They promptly reported their loss and followed procedures for filing a claim.
Defendant's reliance on Wagner v. Director, Federal Emergency Management Agency, 847 F.2d 515 (9th Cir. 1988), is entirely misplaced. In Wagner, the Ninth Circuit indeed found that the policy exclusion for damage caused by earth movement barred recovery by plaintiff. The ruling, though, was not based on a tandem reading of direct cause and the earth-movement exclusion. Plaintiff's circumstances were squarely within the exclusion. Id. at 521-22. Wagner's relevance to this case is limited to the proposition that circumstances must square with those noted in the clause in order for an exclusion to bar a claim. Plaintiffs' circumstances do not fall squarely within the proffered exclusion clause.
In sum, the damages are a direct physical loss by or from flood NOT specifically excluded from the coverage of the policy. Plywood Property Associates v. National Flood Ins., 928 F. Supp. 500, 504-05 (D.N.J. 1996) (loss that would not have occurred but for the flood is not recoverable only if it comes within one of the specific exclusion clauses). They are, therefore, a covered loss under the policy.
Defendant's final argument that the letter from the FEMA claims director constitutes authority supporting denial of plaintiffs' claim is without support. The Court readily accepts the proposition that a regulatory interpretation from a proper authority receives special deference in appropriate cases in the district court. See National Railroad Passenger Corp. v. Boston and Maine Corp., 503 U.S. 407, 421-22, 118 L. Ed. 2d 52, 112 S. Ct. 1394 (1992). The claims director's letter, however, is neither a regulatory interpretation nor the opinion of an authority deserving deference in this Court.
The case law cited by defendant is not to the contrary. In Lollar v. Alabama By-Products Corp., 893 F.2d 1258 (11th Cir. 1990), the court considered the deference to be given an administrative law judge's findings in a black lung case. "Courts must defer to an agency's consistent interpretation of its own regulation unless it is plainly erroneous or inconsistent with its own regulation." Id. at 1262 (internal quotations omitted). "We owe this deference," the court continued, "only to [the Director of the Agency] as the relevant policymaker." Decisions by other members of the agency receive no special deference.
The claims director does not purport to be a policymaker entitled to deference under the NFIP. Indeed, the director's letter comments on specific contract provisions and their applicability under given circumstances. It does not pretend to be an official interpretation of a federal regulatory guideline like that discussed in Lollar. Federal common law, not the read of a claim administrator, controls. See Smoak v. Independent Fire Ins. Co., supra, 874 F. Supp. at 111.

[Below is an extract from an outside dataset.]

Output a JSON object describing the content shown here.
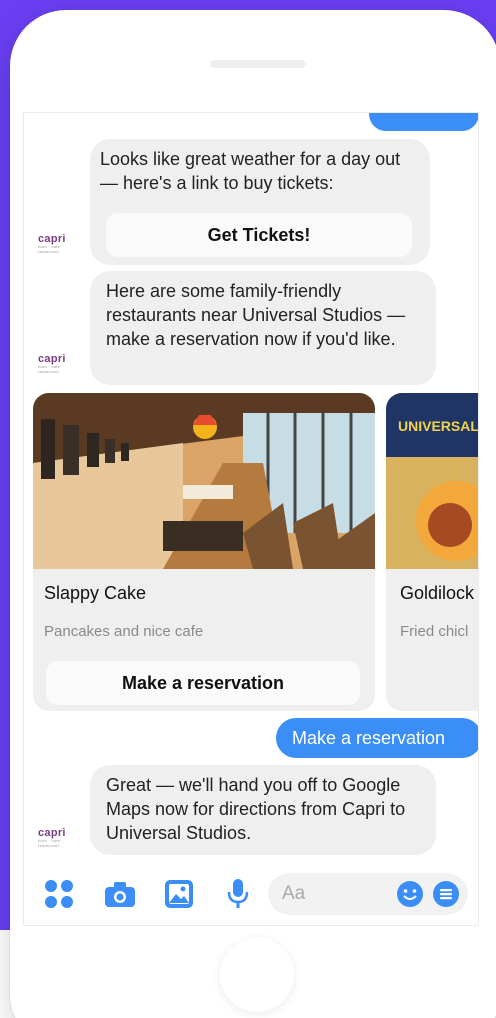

Because the Court finds that the 1995 Napa River flood was a direct and proximate loss not excluded by the SFIP, plaintiffs' motion for summary judgment on liability is granted.
B. Breach of Contract Damages
Plaintiffs ask for summary judgment on damages as well as liability. They offer several theories resulting in awards ranging from $ 24,000 to over $ 1 million. Defendant argues that if it is liable for the wallpaper loss, plaintiffs' damages are grossly overstated.
The Court finds that there is inadequate evidence on damages to rule on this aspect of plaintiffs' motion. The only support submitted by plaintiffs is an unexplained, handwritten list describing several inventory and placing a value on each item. It is unclear just what inventory is described and whether all the inventory described was lost. It is likewise unclear whether the dollar amounts listed are cost or retail value. This issue must, therefore, be resolved on a later day.
C. Bad Faith Claim
While the Court is unimpressed with defendant's arguments against liability, there is insufficient evidence of bad faith on this record. Plaintiffs focused their attention in this motion on interpretation of the contract and presented little evidence relevant to bad faith. An inference of bad faith may be gleaned from the record as it stands. A finding of bad faith, though, is best left as a question of fact for the jury. Therefore, plaintiffs' motion for summary judgment on this claim is denied.
For the reasons stated above and GOOD CAUSE APPEARING, the Court ORDERS that:
1. Plaintiffs' motion for summary judgment on the liability issue of the breach of contract claim is GRANTED;
2. Plaintiffs' motion for summary judgment on the damages prong of the breach claim is DENIED;
3. Plaintiffs' motion for summary judgment on their tortious breach of contract is DENIED.
IT IS SO ORDERED.
DATED: July 8, 1997.
EUGENE F. LYNCH
United States District Judge